So who wants to break it to the greeting card industry that it’s 2014? Because they seem like they’re frozen in 1950 where all mom’s devote their entire lives to cooking, cleaning and raising children… oh, and shopping. Not every mom is a stay-at-home mom; millions are career oriented, and (as cards should focus on the mother and all she does), it wouldn’t hurt to hit on that point in a card). Personally, my mother was a corporate marketing executive and Superwoman, yet I can never find a card that hits on her job as a breadwinner (I have no trouble, however, finding a Father’s Day card for that).

I’m certainly not giving her a card that mention’s cleaning, because it just seems like I’m saying, “Dear Mom, you rock for doing all the stuff I hate to do, like making dinner and keeping this house peachy clean. Next time you reach for the toilet bowl scrubber, just remember that I love you. Happy Mother’s Day.”

4. “Across the Miles”

So many times in my life, I’ve found the perfect card. Absolutely this is the one. It’s genuine and completely unoffensive, and then I get to the last line, “even across the miles….” NO! Can’t children have epiphanies about how much their mother’s rock without living in a different city? I live in Chicago. My mom live’s in Chicago. I can’t get an across the miles card (I know because my older sister did that when she was 16, and it was not well-received).

5. “Mother to Mother” and “From your Son”

Much like the “Across the Miles,” are the “Mother to Mother” and “From Your Son”cards.
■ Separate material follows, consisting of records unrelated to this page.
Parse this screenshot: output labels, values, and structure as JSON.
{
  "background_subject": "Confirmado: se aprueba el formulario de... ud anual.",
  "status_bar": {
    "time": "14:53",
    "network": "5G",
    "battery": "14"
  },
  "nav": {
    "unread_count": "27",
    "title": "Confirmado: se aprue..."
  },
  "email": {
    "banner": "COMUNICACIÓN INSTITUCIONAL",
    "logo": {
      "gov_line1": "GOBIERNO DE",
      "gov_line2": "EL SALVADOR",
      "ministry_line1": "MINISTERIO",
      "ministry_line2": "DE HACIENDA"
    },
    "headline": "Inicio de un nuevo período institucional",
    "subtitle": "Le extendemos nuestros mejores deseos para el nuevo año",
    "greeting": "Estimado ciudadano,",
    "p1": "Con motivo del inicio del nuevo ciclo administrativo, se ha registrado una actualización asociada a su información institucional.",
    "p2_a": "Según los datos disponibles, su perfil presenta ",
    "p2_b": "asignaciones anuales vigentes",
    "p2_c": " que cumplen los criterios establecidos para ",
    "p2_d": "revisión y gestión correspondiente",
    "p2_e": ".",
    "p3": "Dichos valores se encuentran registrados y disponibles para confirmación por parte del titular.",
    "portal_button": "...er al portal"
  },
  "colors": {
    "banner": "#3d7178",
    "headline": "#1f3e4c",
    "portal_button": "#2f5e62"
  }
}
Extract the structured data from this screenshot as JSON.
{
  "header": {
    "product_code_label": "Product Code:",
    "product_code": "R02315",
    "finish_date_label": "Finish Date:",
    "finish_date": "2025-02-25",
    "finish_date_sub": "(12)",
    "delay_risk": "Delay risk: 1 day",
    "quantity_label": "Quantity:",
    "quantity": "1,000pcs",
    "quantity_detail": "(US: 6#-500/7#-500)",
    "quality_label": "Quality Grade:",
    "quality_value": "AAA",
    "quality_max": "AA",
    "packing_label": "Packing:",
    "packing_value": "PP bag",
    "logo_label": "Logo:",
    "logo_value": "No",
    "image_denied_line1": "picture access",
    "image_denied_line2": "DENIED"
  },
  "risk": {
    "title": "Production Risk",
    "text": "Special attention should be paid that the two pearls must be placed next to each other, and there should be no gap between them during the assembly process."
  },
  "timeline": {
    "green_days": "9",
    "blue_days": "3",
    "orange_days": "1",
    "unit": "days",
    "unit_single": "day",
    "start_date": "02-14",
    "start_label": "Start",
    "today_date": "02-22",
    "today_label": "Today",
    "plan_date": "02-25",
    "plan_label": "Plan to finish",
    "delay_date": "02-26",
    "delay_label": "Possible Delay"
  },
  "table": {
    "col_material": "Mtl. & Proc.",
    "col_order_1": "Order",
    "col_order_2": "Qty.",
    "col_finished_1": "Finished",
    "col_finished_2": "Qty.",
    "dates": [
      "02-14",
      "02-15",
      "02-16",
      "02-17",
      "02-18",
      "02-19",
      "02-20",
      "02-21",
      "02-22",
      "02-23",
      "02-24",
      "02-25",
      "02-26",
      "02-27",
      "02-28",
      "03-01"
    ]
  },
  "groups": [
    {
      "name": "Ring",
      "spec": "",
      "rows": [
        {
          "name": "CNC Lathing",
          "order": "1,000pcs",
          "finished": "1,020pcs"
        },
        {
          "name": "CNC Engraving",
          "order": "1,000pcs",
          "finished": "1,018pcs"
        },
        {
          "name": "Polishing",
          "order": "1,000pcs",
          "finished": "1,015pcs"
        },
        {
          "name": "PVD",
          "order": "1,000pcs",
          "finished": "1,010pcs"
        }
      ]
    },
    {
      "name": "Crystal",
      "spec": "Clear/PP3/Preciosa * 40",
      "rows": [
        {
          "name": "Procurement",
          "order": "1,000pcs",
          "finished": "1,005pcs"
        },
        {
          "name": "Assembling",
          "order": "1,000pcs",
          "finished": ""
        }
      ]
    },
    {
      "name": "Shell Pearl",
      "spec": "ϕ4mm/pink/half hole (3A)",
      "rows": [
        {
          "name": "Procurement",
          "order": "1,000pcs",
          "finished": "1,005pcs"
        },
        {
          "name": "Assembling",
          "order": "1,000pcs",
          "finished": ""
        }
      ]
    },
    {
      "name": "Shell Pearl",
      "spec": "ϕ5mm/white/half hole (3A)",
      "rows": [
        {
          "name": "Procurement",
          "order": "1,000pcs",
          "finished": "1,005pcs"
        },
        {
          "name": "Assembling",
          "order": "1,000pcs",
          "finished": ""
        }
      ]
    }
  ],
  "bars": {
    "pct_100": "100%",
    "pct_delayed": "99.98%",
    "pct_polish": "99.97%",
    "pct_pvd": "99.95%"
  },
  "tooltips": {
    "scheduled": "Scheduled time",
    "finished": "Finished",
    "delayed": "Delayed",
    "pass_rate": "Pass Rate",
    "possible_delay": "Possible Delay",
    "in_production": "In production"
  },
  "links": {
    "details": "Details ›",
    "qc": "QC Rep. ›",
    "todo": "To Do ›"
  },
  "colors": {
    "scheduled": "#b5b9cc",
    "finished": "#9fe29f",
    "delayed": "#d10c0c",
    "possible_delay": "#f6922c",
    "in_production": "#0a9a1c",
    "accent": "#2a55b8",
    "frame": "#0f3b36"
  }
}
As I lack children of my own and male anatomy, I can’t give those cards, but that doesn’t stop me from reading them. (Yes, I’m that person who spends 40 minutes reading every card, even if I obviously won’t be giving it. I understand when daughters become mothers themselves, they realize SO much about what their mothers have done for them, but daughters without children can realize that, too. Here’s an idea, can’t stores stock cards for children without children and/or Oedipus complexes.

Luckily for me, my mom taught me everything I know, which is, you can totally annotate greeting cards (or even cross things out), which makes cards more personal and shows that you actually read it and not just bought it because you liked the way it looked. So when I can’t find the perfect card, I can usually revise it with a sharpie to make it just right. Oh, Mother’s Day problems.

Is anyone else struggling with #MothersDayProblems? Share them with us in the comments.

Cover Photo Source: stockstudio

[author] [author_image timthumb=’on’][/author_image] [author_info]Cassandra is a Content Manager and Developer at SJG. She earned her BA from Fontbonne University in 2011. Outside the office, she enjoys an active, healthy and well-rounded lifestyle including reading, writing, running, golfing, watching films, listening to music, taking photographs, and consuming media and social media.[/author_info] [/author]